* **TASK GOAL**: The reply should be a single number: the count of lines below that contain the word "template".

* **EXERCISE MATERIALS**:
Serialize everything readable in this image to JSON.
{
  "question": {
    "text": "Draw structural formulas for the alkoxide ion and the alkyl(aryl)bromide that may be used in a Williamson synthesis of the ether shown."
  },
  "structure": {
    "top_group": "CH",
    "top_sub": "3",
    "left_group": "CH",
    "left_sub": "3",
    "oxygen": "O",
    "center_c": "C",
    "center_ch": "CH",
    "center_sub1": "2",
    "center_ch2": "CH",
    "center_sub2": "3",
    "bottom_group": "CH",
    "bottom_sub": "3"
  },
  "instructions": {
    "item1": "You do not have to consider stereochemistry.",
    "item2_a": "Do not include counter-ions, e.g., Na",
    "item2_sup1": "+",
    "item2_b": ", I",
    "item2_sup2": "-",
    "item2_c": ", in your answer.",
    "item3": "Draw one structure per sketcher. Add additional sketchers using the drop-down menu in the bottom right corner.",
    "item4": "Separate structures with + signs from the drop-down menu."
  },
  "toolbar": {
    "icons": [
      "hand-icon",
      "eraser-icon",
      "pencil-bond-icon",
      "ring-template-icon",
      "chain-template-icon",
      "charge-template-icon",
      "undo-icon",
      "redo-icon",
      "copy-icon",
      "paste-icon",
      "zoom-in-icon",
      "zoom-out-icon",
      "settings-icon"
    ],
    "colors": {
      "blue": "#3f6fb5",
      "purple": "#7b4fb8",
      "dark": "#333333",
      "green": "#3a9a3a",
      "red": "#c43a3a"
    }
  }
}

* **REPLY**: 3